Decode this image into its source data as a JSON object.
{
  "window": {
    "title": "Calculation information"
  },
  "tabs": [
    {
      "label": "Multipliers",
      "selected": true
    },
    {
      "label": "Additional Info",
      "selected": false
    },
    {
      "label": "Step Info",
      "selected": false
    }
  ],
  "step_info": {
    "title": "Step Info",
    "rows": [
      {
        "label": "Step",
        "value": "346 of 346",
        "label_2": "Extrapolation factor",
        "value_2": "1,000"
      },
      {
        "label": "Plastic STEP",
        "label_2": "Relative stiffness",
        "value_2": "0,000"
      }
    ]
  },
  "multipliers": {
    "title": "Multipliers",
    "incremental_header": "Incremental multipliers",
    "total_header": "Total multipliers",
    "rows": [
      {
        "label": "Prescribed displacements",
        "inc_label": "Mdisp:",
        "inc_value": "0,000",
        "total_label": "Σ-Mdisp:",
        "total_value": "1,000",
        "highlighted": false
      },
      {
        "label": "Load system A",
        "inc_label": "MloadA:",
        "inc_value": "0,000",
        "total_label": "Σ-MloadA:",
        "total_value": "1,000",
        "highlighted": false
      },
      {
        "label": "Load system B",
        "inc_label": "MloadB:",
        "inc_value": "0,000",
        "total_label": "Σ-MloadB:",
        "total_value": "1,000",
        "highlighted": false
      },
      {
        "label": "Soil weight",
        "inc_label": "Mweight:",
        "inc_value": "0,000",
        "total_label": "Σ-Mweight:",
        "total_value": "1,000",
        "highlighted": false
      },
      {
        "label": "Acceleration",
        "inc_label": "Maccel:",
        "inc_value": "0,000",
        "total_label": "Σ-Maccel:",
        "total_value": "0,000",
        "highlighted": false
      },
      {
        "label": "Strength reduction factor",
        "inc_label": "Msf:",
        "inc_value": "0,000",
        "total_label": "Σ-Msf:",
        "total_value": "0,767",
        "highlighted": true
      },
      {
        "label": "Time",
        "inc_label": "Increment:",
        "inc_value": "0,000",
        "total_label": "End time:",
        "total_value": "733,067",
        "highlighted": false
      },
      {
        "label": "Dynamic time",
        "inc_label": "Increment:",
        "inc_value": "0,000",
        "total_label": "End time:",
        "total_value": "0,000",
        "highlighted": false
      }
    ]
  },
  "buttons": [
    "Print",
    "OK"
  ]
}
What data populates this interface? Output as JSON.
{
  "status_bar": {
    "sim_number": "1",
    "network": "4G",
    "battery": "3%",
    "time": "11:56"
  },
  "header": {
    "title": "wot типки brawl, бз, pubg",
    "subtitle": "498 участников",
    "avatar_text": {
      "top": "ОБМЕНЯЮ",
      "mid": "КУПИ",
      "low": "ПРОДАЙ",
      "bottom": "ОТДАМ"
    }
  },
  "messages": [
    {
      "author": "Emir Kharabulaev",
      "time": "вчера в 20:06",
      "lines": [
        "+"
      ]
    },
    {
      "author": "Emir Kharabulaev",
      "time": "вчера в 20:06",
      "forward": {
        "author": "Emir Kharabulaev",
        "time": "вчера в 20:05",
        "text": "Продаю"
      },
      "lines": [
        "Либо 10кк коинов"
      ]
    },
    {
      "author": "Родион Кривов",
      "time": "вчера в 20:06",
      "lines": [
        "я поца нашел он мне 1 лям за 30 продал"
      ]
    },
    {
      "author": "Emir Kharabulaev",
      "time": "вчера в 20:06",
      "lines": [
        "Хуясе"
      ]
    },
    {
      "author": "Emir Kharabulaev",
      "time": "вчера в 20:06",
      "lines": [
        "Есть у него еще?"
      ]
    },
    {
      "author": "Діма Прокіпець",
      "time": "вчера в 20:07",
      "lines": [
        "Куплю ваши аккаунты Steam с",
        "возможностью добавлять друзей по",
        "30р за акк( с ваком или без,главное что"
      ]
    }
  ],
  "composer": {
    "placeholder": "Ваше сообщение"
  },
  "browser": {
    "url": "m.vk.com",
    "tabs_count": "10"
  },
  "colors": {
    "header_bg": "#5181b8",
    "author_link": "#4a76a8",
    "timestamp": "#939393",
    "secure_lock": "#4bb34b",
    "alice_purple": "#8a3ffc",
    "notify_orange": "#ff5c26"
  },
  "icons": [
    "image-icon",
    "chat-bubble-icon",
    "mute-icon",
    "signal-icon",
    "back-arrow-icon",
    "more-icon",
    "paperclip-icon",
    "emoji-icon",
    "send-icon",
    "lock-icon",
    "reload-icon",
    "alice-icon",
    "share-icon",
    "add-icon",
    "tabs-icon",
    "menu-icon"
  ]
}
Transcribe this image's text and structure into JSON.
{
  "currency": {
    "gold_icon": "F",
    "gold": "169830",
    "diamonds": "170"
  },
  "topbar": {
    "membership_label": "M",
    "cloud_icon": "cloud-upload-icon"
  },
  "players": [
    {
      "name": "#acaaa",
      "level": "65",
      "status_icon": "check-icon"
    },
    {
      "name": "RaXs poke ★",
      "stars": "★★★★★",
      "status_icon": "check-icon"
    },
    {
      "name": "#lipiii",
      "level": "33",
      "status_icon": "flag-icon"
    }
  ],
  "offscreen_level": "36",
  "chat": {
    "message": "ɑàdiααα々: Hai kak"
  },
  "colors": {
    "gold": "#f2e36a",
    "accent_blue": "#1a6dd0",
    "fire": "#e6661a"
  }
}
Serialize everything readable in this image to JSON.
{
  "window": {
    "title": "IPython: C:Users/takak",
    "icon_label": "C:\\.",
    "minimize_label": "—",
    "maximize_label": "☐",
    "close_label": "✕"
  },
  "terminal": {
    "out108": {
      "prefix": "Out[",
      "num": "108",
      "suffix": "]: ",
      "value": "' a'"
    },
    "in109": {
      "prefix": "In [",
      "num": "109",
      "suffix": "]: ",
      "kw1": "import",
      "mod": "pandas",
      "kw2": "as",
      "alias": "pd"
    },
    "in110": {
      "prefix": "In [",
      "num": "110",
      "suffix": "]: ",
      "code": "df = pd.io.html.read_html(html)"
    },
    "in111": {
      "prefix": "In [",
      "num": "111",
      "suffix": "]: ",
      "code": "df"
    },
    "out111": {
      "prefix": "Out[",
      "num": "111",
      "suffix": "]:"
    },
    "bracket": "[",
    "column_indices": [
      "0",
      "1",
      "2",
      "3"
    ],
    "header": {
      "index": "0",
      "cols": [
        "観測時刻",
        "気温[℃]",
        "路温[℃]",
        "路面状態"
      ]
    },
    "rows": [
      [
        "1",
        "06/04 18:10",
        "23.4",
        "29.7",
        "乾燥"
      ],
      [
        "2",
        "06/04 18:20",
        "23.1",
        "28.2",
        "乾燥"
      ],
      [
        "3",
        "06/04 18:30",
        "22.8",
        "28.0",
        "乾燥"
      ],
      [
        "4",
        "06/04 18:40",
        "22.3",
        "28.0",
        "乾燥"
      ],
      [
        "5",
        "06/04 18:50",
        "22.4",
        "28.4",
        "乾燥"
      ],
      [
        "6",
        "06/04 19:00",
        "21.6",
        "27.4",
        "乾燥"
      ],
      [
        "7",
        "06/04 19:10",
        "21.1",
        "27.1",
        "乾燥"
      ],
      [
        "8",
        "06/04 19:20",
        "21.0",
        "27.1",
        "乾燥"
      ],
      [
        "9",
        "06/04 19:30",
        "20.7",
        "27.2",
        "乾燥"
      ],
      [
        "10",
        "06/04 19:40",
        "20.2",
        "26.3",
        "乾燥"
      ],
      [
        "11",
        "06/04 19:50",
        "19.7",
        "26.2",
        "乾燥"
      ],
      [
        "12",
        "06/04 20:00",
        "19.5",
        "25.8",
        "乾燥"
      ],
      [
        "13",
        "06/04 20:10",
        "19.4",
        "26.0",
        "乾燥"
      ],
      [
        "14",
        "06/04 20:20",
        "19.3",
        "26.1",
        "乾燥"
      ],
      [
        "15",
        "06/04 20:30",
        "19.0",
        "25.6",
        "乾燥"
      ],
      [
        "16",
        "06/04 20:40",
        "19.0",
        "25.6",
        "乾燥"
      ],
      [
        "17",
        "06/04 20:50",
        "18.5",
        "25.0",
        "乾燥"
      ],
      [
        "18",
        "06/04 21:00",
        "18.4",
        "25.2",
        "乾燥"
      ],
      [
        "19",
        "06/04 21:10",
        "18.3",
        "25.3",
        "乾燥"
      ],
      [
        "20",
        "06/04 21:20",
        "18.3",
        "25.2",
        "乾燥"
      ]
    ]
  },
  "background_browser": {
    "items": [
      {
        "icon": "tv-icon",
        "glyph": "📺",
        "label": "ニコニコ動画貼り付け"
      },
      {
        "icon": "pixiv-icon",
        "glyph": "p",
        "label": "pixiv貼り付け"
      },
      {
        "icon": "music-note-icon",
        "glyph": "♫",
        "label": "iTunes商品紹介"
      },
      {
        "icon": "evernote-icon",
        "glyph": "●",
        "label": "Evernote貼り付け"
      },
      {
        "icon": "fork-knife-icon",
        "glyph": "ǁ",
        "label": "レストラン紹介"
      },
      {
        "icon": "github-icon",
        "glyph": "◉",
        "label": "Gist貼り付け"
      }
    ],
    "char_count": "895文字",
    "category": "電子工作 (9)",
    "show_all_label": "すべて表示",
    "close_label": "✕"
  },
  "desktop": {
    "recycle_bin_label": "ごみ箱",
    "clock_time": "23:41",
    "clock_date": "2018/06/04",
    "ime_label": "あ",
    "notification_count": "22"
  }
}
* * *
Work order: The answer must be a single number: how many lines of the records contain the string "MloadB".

Problem solution: 2